An overview of the organic semiconductor industry
- Organic semiconductors: What is it all about?
- Structure of the industry
- Increase in patenting activity
- Government funding
- US funding
- European funding
- Mergers, acquisitions and joint ventures
- Further spin-outs expected
In the late 1970s, three researchers published a groundbreaking paper on the discovery that certain classes of plastics were capable of being modified to enable them to function as a poorly conducting metal. So groundbreaking and significant was the discovery that in 2000 the Nobel Prize for chemistry was awarded to Alan Heeger (Professor of Physics, University of California), Alan MacDiarmid, and Hideki Shirakawa for their pioneering work on conductive polymers.
In the late 1980s, Richard Friend, Jeremy Burroughes and Donal Bradley discovered that certain classes of conducting polymers could be coaxed into emitting light, so laying the foundations for a new generation of flat panel displays. In 2003, Richard Friend (Professor of Physics at Cambridge University) was knighted for his services to physics.

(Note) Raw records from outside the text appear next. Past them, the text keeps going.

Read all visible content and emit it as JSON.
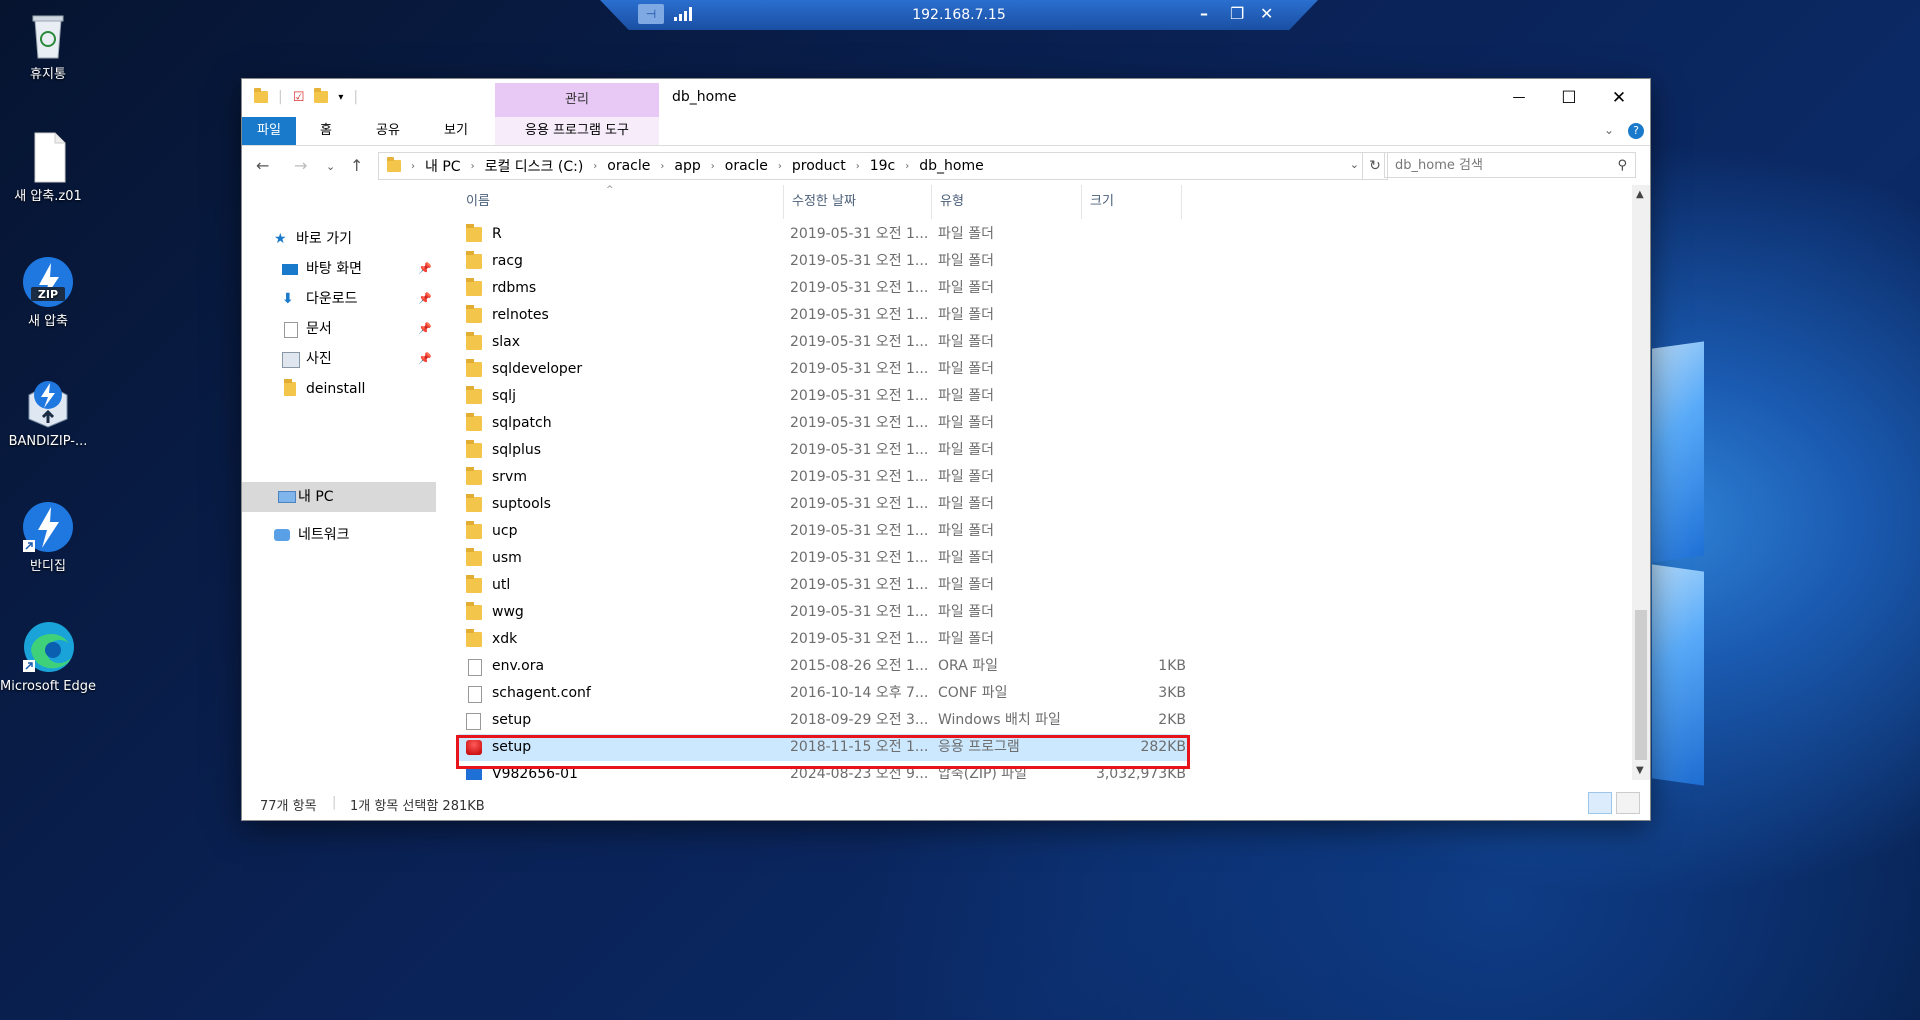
{
  "remote_bar": {
    "ip": "192.168.7.15"
  },
  "desktop_icons": [
    {
      "label": "휴지통"
    },
    {
      "label": "새 압축.z01"
    },
    {
      "label": "새 압축",
      "badge": "ZIP"
    },
    {
      "label": "BANDIZIP-..."
    },
    {
      "label": "반디집"
    },
    {
      "label": "Microsoft Edge"
    }
  ],
  "window": {
    "title": "db_home",
    "context_tab": "관리",
    "ribbon_tabs": [
      "파일",
      "홈",
      "공유",
      "보기",
      "응용 프로그램 도구"
    ],
    "controls": {
      "minimize": "—",
      "maximize": "☐",
      "close": "✕"
    }
  },
  "address": {
    "segments": [
      "내 PC",
      "로컬 디스크 (C:)",
      "oracle",
      "app",
      "oracle",
      "product",
      "19c",
      "db_home"
    ],
    "search_placeholder": "db_home 검색"
  },
  "nav_pane": {
    "quick_access": "바로 가기",
    "pinned": [
      {
        "label": "바탕 화면",
        "icon": "desktop-icon"
      },
      {
        "label": "다운로드",
        "icon": "download-icon"
      },
      {
        "label": "문서",
        "icon": "document-icon"
      },
      {
        "label": "사진",
        "icon": "picture-icon"
      }
    ],
    "recent": "deinstall",
    "this_pc": "내 PC",
    "network": "네트워크"
  },
  "columns": {
    "name": "이름",
    "date": "수정한 날짜",
    "type": "유형",
    "size": "크기"
  },
  "files": [
    {
      "name": "R",
      "date": "2019-05-31 오전 1...",
      "type": "파일 폴더",
      "size": "",
      "icon": "folder"
    },
    {
      "name": "racg",
      "date": "2019-05-31 오전 1...",
      "type": "파일 폴더",
      "size": "",
      "icon": "folder"
    },
    {
      "name": "rdbms",
      "date": "2019-05-31 오전 1...",
      "type": "파일 폴더",
      "size": "",
      "icon": "folder"
    },
    {
      "name": "relnotes",
      "date": "2019-05-31 오전 1...",
      "type": "파일 폴더",
      "size": "",
      "icon": "folder"
    },
    {
      "name": "slax",
      "date": "2019-05-31 오전 1...",
      "type": "파일 폴더",
      "size": "",
      "icon": "folder"
    },
    {
      "name": "sqldeveloper",
      "date": "2019-05-31 오전 1...",
      "type": "파일 폴더",
      "size": "",
      "icon": "folder"
    },
    {
      "name": "sqlj",
      "date": "2019-05-31 오전 1...",
      "type": "파일 폴더",
      "size": "",
      "icon": "folder"
    },
    {
      "name": "sqlpatch",
      "date": "2019-05-31 오전 1...",
      "type": "파일 폴더",
      "size": "",
      "icon": "folder"
    },
    {
      "name": "sqlplus",
      "date": "2019-05-31 오전 1...",
      "type": "파일 폴더",
      "size": "",
      "icon": "folder"
    },
    {
      "name": "srvm",
      "date": "2019-05-31 오전 1...",
      "type": "파일 폴더",
      "size": "",
      "icon": "folder"
    },
    {
      "name": "suptools",
      "date": "2019-05-31 오전 1...",
      "type": "파일 폴더",
      "size": "",
      "icon": "folder"
    },
    {
      "name": "ucp",
      "date": "2019-05-31 오전 1...",
      "type": "파일 폴더",
      "size": "",
      "icon": "folder"
    },
    {
      "name": "usm",
      "date": "2019-05-31 오전 1...",
      "type": "파일 폴더",
      "size": "",
      "icon": "folder"
    },
    {
      "name": "utl",
      "date": "2019-05-31 오전 1...",
      "type": "파일 폴더",
      "size": "",
      "icon": "folder"
    },
    {
      "name": "wwg",
      "date": "2019-05-31 오전 1...",
      "type": "파일 폴더",
      "size": "",
      "icon": "folder"
    },
    {
      "name": "xdk",
      "date": "2019-05-31 오전 1...",
      "type": "파일 폴더",
      "size": "",
      "icon": "folder"
    },
    {
      "name": "env.ora",
      "date": "2015-08-26 오전 1...",
      "type": "ORA 파일",
      "size": "1KB",
      "icon": "file"
    },
    {
      "name": "schagent.conf",
      "date": "2016-10-14 오후 7...",
      "type": "CONF 파일",
      "size": "3KB",
      "icon": "file"
    },
    {
      "name": "setup",
      "date": "2018-09-29 오전 3...",
      "type": "Windows 배치 파일",
      "size": "2KB",
      "icon": "bat"
    },
    {
      "name": "setup",
      "date": "2018-11-15 오전 1...",
      "type": "응용 프로그램",
      "size": "282KB",
      "icon": "app",
      "selected": true
    },
    {
      "name": "V982656-01",
      "date": "2024-08-23 오전 9...",
      "type": "압축(ZIP) 파일",
      "size": "3,032,973KB",
      "icon": "zip"
    }
  ],
  "status": {
    "count": "77개 항목",
    "selection": "1개 항목 선택함 281KB"
  },
  "colors": {
    "ribbon_file": "#1979ca",
    "context_tab": "#e8c8f4",
    "selected_row": "#cce8ff",
    "highlight": "#e8141b"
  }
}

Both Heeger and Friend have played key roles in the science behind polymer based organic semiconductors. Both researchers have been active in commercializing the technology discovered in their laboratories. Heeger founded Uniax (displays) in 1990 and sold it to DuPont in 1999. He now sits on the boards of two companies: QTL BioSystems (sensors) and Konarka Technologies (solar cells). Friend co-founded Cambridge Display Technology (displays) in 1992, which was also sold in 1999 to Kelso & Co and Hillman Capital. He now sits on the board of Plastic Logic (electronics) - yet another spin-out company from his laboratory. In December 2004, Cambridge Display Technology IPO'ed on NASDAQ.
[...] It is being built by start-up companies such as Cambridge Displays Technology, Universal Displays, eMagin, Micro Emissive Displays, Konarka Technologies, Nanosolar, Plextronics, Nanoident, Novaled, Thin-film Electronics, Elam-T, PolyIC, Polymer Vision, Plastic Logic, OrganicID, ORFID, and others who are defining the materials, initial design rules and manufacturing techniques necessary for making light-emitting, transistors, simple logic gates, memory cells, photovoltaic and sensors from organic semiconductors. PolyIC is a joint venture between Siemens and Kurz, Polymer Vision is part of the technology incubator unit within Philips. OrganicID and ORFID are both early stage university spin-outs from University of Texas and University of California respectively. Nanoident, based in Austria, has been formed to develop photonic sensor technology based on organic semiconductors. It has already produced its demo - a 50x50 pixel sensor. Patenting activity is increasing Innovation within the organic semiconductor industry is gathering pace. [...]
[...] Then, in February 2005, Merck acquired both Covion and the Electronic Materials group from Avecia paying million cash for about 100 people. In June 2005, Sumitomo Chemical acquired the Lumination business unit from Dow for an undisclosed sum. Lumation was responsible for developing polyfluorene light emitting polymers which are used in OLED devices to manufacture flat panel displays. In June 2005, Sumitomo and Cambridge Display Technology formed a joint venture to manufacture market and sell light emitting polymers. Then, in August 2005, OTB Displays acquired the Philips PolyLED business including the production facility at Heerlen in the Netherlands. [...]
[...] An overview of the organic semiconductor industry INDUSTRY PROFILE OF SEMICONDUCTORS Organic semiconductors: What is it all about? History In the late 1970s, three researchers published a groundbreaking paper on the discovery that certain classes of plastics were capable of being modified to enable them to function as a poorly conducting metal. So groundbreaking and significant was the discovery that in 2000 the Nobel Prize for chemistry was awarded to Alan Heeger (Professor of Physics, University of California), Alan MacDiarmid, and Hideki Shirakawa for their pioneering work on conductive polymers. [...]
[...] US funding Much of the investment has been provided by the US Army, through the US Display Consortium (USDC), that is dedicated to funding the necessary infrastructure in the US to enable the manufacture of flexible displays and flexible electronics for battlefield use. In addition, the US Army has just committed $ 43.7 million, over a five-year period, to fund the Flexible Display Centre that will be based at Arizona State University. The US Dept of Energy has also earmarked monies for organic semiconductors. The DoE is interested in this technology for the simple reason that it has the potential to make incredibly efficient solid-state lighting. Efficient sources of lighting will lower the long-term demand for electricity. [...]